▶ Exercise prompt: Nothing belongs in the answer except the lines of the material that include "title".

▶ Material for this task:
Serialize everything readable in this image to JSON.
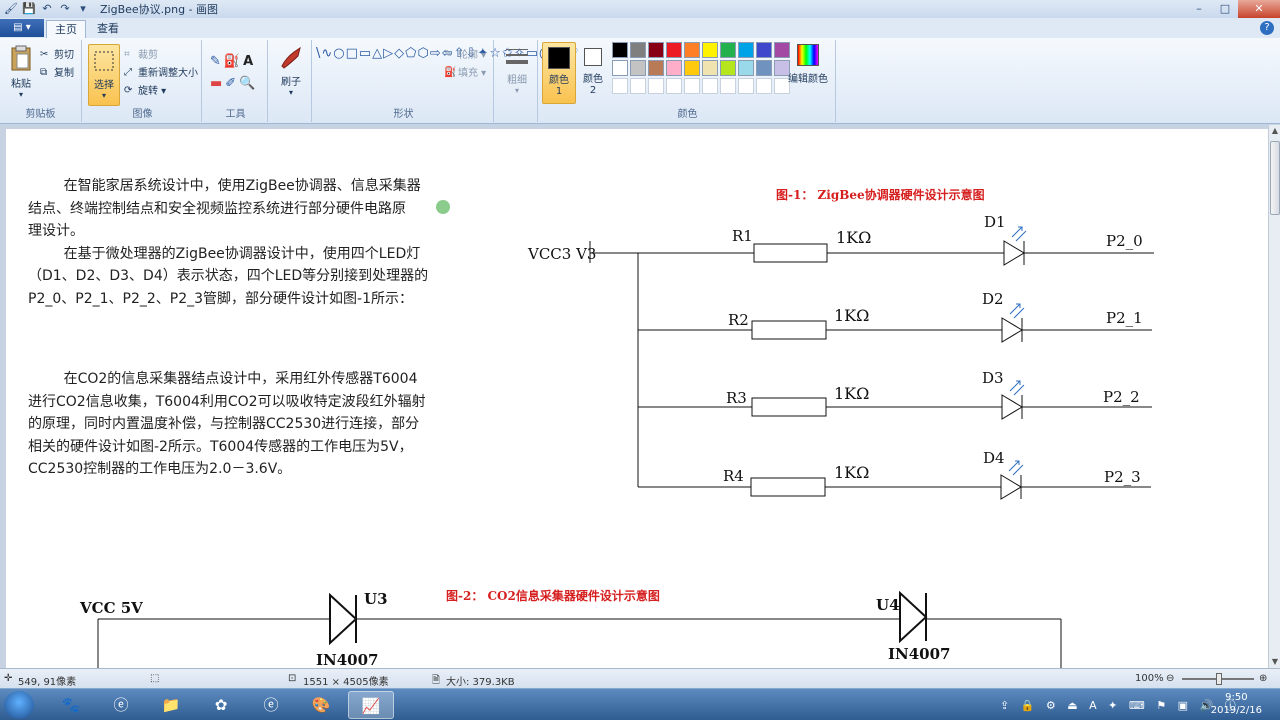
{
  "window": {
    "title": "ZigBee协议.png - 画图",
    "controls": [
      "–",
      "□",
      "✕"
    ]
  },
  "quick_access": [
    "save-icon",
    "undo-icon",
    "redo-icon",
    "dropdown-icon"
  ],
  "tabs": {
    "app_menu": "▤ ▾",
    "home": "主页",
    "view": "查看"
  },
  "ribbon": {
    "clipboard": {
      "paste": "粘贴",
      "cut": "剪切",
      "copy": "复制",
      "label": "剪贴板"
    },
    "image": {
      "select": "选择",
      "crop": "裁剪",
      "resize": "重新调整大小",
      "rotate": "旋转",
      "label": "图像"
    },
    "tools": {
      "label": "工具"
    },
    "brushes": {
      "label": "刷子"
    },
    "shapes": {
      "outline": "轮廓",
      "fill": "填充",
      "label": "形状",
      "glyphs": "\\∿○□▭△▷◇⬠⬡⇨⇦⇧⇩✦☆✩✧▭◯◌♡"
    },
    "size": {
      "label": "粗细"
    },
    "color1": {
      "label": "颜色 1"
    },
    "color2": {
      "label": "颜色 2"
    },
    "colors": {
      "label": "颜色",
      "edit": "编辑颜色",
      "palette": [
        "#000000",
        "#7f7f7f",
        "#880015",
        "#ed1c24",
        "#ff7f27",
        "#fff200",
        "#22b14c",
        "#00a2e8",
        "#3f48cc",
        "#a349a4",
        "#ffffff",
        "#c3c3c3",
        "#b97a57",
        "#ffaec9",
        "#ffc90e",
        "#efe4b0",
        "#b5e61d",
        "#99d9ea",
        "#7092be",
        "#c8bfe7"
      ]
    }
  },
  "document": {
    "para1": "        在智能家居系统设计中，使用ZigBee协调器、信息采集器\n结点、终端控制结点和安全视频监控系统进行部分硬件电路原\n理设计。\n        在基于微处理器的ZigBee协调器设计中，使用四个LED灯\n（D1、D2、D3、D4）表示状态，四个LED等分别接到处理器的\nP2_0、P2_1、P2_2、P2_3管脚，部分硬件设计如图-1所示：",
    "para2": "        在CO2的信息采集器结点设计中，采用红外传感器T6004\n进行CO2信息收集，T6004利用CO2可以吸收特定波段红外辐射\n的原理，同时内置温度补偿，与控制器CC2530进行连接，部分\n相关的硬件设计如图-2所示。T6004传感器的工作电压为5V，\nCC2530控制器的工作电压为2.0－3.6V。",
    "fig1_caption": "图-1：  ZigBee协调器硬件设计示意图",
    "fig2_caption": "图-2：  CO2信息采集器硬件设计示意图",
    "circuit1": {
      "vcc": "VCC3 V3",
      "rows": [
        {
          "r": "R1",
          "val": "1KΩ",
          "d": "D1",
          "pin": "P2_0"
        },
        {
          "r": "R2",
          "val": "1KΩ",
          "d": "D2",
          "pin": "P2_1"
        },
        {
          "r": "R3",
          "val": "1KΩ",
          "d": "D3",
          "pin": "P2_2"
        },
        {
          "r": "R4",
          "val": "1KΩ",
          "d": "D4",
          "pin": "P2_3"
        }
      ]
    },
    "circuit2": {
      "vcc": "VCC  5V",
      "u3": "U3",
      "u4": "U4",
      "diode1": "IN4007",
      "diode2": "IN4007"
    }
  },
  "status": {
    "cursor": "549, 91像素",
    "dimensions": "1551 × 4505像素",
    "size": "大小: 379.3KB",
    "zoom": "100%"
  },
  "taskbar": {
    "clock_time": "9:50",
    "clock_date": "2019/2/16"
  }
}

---

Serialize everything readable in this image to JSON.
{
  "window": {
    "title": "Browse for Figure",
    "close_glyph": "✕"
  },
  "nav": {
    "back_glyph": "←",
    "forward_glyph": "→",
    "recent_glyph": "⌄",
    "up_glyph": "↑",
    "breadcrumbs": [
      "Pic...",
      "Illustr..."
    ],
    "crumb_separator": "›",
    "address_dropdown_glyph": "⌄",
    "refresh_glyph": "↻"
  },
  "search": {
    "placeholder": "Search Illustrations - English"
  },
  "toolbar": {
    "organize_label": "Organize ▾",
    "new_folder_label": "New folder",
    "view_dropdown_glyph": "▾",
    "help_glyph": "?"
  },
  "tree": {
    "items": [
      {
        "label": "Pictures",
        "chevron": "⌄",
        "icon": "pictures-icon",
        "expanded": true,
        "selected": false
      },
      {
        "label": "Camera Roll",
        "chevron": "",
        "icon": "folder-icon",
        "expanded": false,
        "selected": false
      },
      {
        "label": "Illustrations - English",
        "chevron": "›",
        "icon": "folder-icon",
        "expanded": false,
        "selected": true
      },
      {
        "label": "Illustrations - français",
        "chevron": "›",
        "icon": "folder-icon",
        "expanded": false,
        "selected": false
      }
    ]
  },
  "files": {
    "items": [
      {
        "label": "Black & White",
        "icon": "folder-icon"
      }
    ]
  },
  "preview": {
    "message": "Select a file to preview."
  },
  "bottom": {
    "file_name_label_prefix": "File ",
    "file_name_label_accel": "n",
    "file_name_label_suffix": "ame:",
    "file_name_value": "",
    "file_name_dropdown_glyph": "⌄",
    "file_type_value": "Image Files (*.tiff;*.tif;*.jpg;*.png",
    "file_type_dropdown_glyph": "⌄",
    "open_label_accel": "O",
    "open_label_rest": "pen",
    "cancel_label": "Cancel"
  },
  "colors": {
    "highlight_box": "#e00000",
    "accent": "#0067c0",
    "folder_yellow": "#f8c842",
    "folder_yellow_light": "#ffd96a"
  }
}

▶ Response to the task:
    "title": "ZigBee协议.png - 画图",
    "title": "Browse for Figure",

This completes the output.